  Runnable runnable = new Runnable()
    public void run()

  ThreadGroup root = Thread.currentThread().getThreadGroup();
  while (root.getParent() != null)
    root = root.getParent();

  ThreadGroup[] threadGroups = new ThreadGroup[root.activeGroupCount()];
  // ThreadGroup.enumerate copies all ThreadGroup subgroups, not including the root ThreadGroup.
  root.enumerate(threadGroups, true);

  new Thread(root, runnable).start();

  for (ThreadGroup group : threadGroups)
    new Thread(group, runnable).start();
If any thread groups are created after this code is run then design-time will not be set. So the best practices are all thread groups need to have design-time set, or any calls to Beans.isDesignTime() need to be synchronized to the EDT.

Tuesday, April 3, 2012


My group is hiring a couple C/C++ and Java developers focused on security based in Santa Clara CA. If interested contact me via the "Contact Me" link on the right.

Monday, March 26, 2012

You can X...if you X

A friend posted the blog post You can draw...if you draw and I think it is so good I'm going to talk about it!

Replace X in the title with anything you want to do. The Missus and I are in the process of teaching this to our 5 year old using the violin. 3 minutes a day for the last 6 months and she can now play at talent shows at school. She didn't believe us at first. But now she is well on her way to being able to play the violin as good as her Grandpa; with lots of practice. Practice practice practice.

I learned how to ride a unicycle 2 years ago. Now I mountain unicycle all over the Santa Cruz mountains. I hear from people all the time "I could never do that". It turned out to be such a good workout the Missus picked it up, my sister became addicted and our 5 year old is learning as well.

I do think some people are inherently more skilled at certain things, but that doesn't mean with practice and perseverance one can't do anything they set their mind to. Honestly that's one of the reasons I get so annoyed at the current hiring practices for software engineers and alluded to in this post. I've interviewed countless people who I think could do the job. And the question usually isn't "are they smart", the quest that should be answered is "are they a team player". I'd rather have a whole bunch of average people that can learn and work as a team than a couple rock stars with a complex.

So what is it that you want to learn to do?

Thursday, March 8, 2012

New iPad

My take on this is the resolution is pretty awesome, but other than that I see no reason for original iPad or iPad 2 owners to upgrade. Especially since the weight has increased. As far as I'm concerned the size of the battery should have been reduced to decrease the weight. However, if I were buying an iPad today I'd have to go for the new iPad 32GB because 16 fills up rather fast, but that makes it a $200 price increase which is pricy.

By the way, I picked up the "YOOBAO Red Genuine Leather Slim Case Portfolio Case For Apple iPad 2" and it's really nice.

Monday, March 5, 2012


It seems that dual monitors has finally hit the mainstream.
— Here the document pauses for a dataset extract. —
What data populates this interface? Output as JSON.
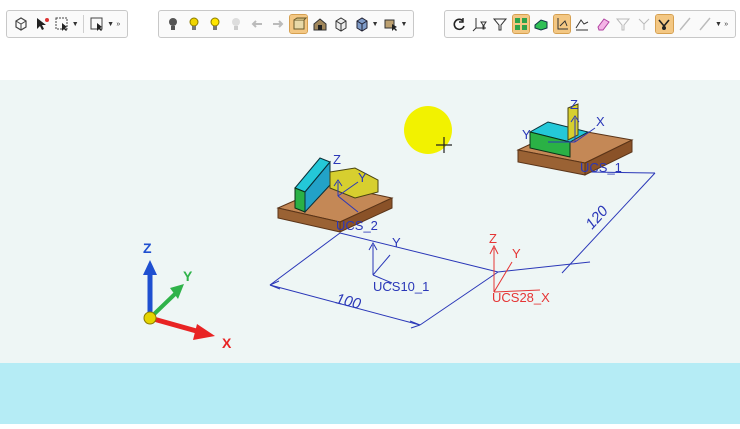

Article after article comments on research that people are more productive with dual monitors than with one monitor. I really dislike dual monitors. Sure, it's more productive, but nobody ever mentions the whiplash one can get from using the off center monitor too often. No, I prefer one big monitor with a high resolution for most tasks. 24", 27" or 30". I think if they went back and did their research with everyone running a 30" monitor they'd find people are even more productive than with dual monitors. The advantage is price. Small monitors can be picked up for a few hundred bucks while a very large high resolution display is considerably more. But once you factor in the chiropractic bill I'm sure the savings would more than justify the large monitor.

Note: I am in no way benefiting from you buying a large display from the likes of Dell, Viewsonic, Samsug, LG, etc.

Tuesday, February 28, 2012

Bret Victor - Inventing on Principle

Yesterday I posted a little bit about what our ideas of a software developer are. Here is a video that is along those same lines. I warn you, the video is a little long, the concept and analogies are a bit odd but it's still worth watching: